• [What you should do]
Once you find the line that contains "Extract the structured", write out that line and every line after it to the end of the records, exactly and with nothing else.

• [Dataset entries]
>>>

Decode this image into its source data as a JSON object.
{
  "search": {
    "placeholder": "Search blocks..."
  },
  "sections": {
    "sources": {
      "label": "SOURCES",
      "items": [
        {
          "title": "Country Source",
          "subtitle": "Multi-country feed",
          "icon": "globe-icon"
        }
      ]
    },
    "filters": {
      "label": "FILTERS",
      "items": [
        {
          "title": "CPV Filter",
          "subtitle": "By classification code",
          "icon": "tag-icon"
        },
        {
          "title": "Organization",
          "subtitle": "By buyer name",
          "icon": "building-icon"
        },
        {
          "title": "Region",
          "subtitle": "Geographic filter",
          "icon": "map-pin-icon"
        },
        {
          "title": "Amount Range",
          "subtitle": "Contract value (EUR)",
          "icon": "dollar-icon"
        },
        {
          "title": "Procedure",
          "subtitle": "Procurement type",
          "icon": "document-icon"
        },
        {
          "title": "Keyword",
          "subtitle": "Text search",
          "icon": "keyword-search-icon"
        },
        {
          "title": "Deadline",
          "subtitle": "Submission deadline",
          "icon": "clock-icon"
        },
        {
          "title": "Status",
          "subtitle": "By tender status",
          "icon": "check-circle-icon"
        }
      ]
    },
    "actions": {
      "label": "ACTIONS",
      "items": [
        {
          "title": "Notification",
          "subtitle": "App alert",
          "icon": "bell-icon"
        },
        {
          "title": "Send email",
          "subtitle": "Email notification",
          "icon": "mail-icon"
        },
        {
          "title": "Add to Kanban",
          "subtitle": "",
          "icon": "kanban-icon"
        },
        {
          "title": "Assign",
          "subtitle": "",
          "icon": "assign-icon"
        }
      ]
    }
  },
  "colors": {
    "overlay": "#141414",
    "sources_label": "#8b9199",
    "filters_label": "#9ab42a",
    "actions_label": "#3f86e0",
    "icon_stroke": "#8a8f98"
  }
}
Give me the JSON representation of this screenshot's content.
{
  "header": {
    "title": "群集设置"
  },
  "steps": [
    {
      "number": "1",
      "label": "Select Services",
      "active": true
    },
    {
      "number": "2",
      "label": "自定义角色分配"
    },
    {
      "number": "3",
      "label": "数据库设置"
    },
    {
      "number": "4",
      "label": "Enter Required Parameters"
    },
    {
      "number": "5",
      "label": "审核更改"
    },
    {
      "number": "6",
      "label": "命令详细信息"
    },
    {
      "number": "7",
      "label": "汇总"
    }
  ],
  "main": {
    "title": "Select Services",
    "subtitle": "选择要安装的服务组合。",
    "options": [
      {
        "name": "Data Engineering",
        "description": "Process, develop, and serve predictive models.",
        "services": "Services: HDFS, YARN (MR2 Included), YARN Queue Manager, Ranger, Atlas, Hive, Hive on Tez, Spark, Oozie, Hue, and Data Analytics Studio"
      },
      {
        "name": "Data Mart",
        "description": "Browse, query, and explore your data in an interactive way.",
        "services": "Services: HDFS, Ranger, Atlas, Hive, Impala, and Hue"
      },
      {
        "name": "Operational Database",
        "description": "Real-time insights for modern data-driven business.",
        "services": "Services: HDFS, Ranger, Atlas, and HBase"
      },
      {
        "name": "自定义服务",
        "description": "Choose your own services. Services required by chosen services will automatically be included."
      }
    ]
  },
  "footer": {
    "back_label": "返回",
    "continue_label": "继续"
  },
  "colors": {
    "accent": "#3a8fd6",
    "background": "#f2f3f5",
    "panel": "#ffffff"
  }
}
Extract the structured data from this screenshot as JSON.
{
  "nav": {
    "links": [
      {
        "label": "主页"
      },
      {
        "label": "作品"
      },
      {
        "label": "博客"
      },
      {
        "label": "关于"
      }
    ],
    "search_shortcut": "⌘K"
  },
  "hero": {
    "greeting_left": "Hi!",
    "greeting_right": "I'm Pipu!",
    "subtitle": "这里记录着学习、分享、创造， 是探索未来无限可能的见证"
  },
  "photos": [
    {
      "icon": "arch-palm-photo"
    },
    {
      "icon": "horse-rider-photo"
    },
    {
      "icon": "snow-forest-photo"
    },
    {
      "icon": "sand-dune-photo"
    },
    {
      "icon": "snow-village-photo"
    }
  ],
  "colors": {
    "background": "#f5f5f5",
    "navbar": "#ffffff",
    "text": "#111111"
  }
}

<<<

• [Response area]
Extract the structured data from this screenshot as JSON.
{
  "nav": {
    "links": [
      {
        "label": "主页"
      },
      {
        "label": "作品"
      },
      {
        "label": "博客"
      },
      {
        "label": "关于"
      }
    ],
    "search_shortcut": "⌘K"
  },
  "hero": {
    "greeting_left": "Hi!",
    "greeting_right": "I'm Pipu!",
    "subtitle": "这里记录着学习、分享、创造， 是探索未来无限可能的见证"
  },
  "photos": [
    {
      "icon": "arch-palm-photo"
    },
    {
      "icon": "horse-rider-photo"
    },
    {
      "icon": "snow-forest-photo"
    },
    {
      "icon": "sand-dune-photo"
    },
    {
      "icon": "snow-village-photo"
    }
  ],
  "colors": {
    "background": "#f5f5f5",
    "navbar": "#ffffff",
    "text": "#111111"
  }
}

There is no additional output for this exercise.